• What the exercise asks: Down to the last line, print the data that follows exactly, without its pictures.

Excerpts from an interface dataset
====

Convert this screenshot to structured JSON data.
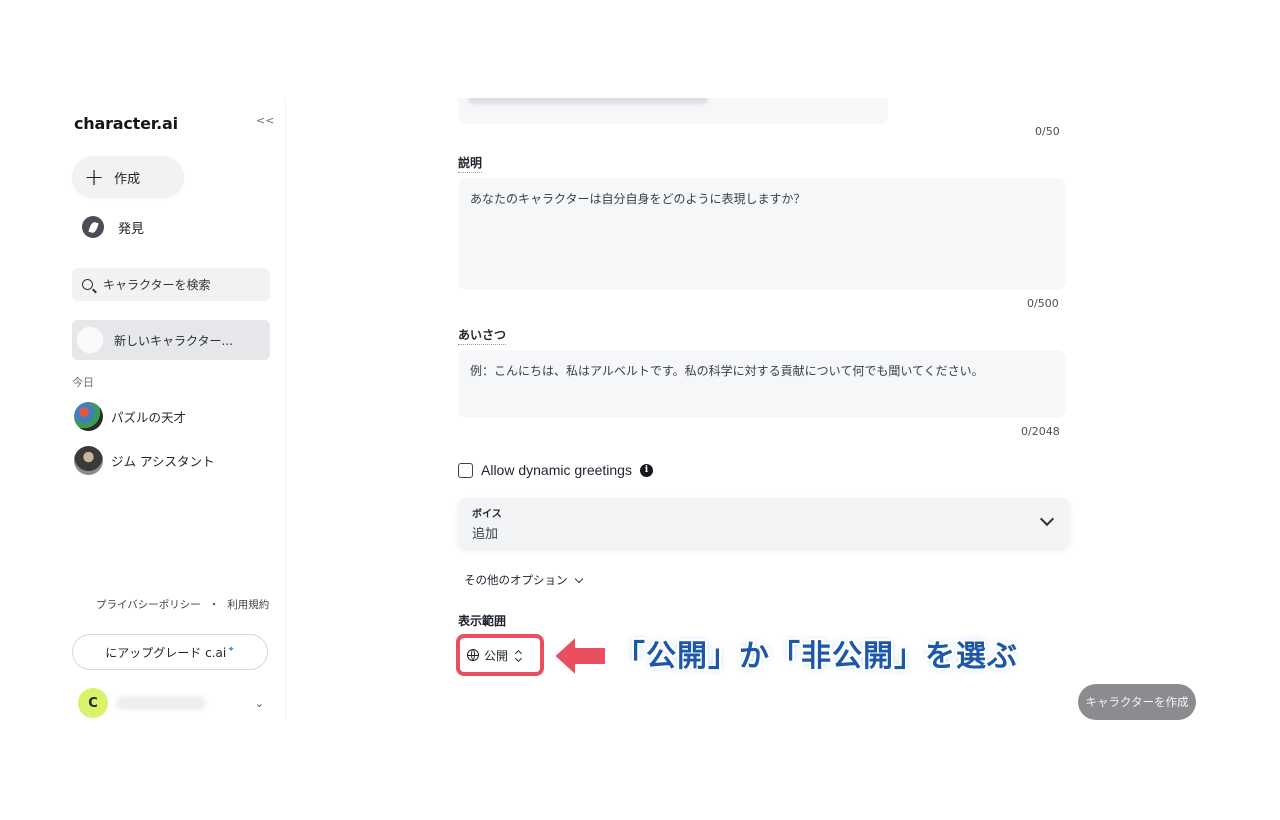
{
  "sidebar": {
    "logo": "character.ai",
    "collapse_label": "<<",
    "create_label": "作成",
    "discover_label": "発見",
    "search_placeholder": "キャラクターを検索",
    "new_character_label": "新しいキャラクター...",
    "section_today": "今日",
    "chats": [
      {
        "label": "パズルの天才",
        "icon": "puzzle-avatar"
      },
      {
        "label": "ジム アシスタント",
        "icon": "gym-avatar"
      }
    ],
    "legal": {
      "privacy": "プライバシーポリシー",
      "separator": "・",
      "terms": "利用規約"
    },
    "upgrade_label": "にアップグレード c.ai",
    "upgrade_spark": "✦",
    "user_initial": "C",
    "user_menu_chevron": "⌄"
  },
  "form": {
    "tagline_counter": "0/50",
    "description": {
      "label": "説明",
      "placeholder": "あなたのキャラクターは自分自身をどのように表現しますか？",
      "counter": "0/500"
    },
    "greeting": {
      "label": "あいさつ",
      "placeholder": "例：こんにちは、私はアルベルトです。私の科学に対する貢献について何でも聞いてください。",
      "counter": "0/2048"
    },
    "dynamic_greetings": {
      "label": "Allow dynamic greetings",
      "checked": false,
      "info_icon": "i"
    },
    "voice": {
      "label": "ボイス",
      "value": "追加"
    },
    "more_options_label": "その他のオプション",
    "visibility": {
      "label": "表示範囲",
      "value": "公開",
      "icon": "globe-icon"
    },
    "submit_label": "キャラクターを作成"
  },
  "annotation": {
    "callout_text": "「公開」か「非公開」を選ぶ",
    "highlight_color": "#ea4f5f",
    "text_color": "#1d57a8"
  },
  "colors": {
    "accent_fill": "#f1f2f4",
    "avatar_user": "#d8f26a",
    "submit_button": "#8a8c90"
  }
}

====

• Written reply:
Convert this screenshot to structured JSON data.
{
  "sidebar": {
    "logo": "character.ai",
    "collapse_label": "<<",
    "create_label": "作成",
    "discover_label": "発見",
    "search_placeholder": "キャラクターを検索",
    "new_character_label": "新しいキャラクター...",
    "section_today": "今日",
    "chats": [
      {
        "label": "パズルの天才",
        "icon": "puzzle-avatar"
      },
      {
        "label": "ジム アシスタント",
        "icon": "gym-avatar"
      }
    ],
    "legal": {
      "privacy": "プライバシーポリシー",
      "separator": "・",
      "terms": "利用規約"
    },
    "upgrade_label": "にアップグレード c.ai",
    "upgrade_spark": "✦",
    "user_initial": "C",
    "user_menu_chevron": "⌄"
  },
  "form": {
    "tagline_counter": "0/50",
    "description": {
      "label": "説明",
      "placeholder": "あなたのキャラクターは自分自身をどのように表現しますか？",
      "counter": "0/500"
    },
    "greeting": {
      "label": "あいさつ",
      "placeholder": "例：こんにちは、私はアルベルトです。私の科学に対する貢献について何でも聞いてください。",
      "counter": "0/2048"
    },
    "dynamic_greetings": {
      "label": "Allow dynamic greetings",
      "checked": false,
      "info_icon": "i"
    },
    "voice": {
      "label": "ボイス",
      "value": "追加"
    },
    "more_options_label": "その他のオプション",
    "visibility": {
      "label": "表示範囲",
      "value": "公開",
      "icon": "globe-icon"
    },
    "submit_label": "キャラクターを作成"
  },
  "annotation": {
    "callout_text": "「公開」か「非公開」を選ぶ",
    "highlight_color": "#ea4f5f",
    "text_color": "#1d57a8"
  },
  "colors": {
    "accent_fill": "#f1f2f4",
    "avatar_user": "#d8f26a",
    "submit_button": "#8a8c90"
  }
}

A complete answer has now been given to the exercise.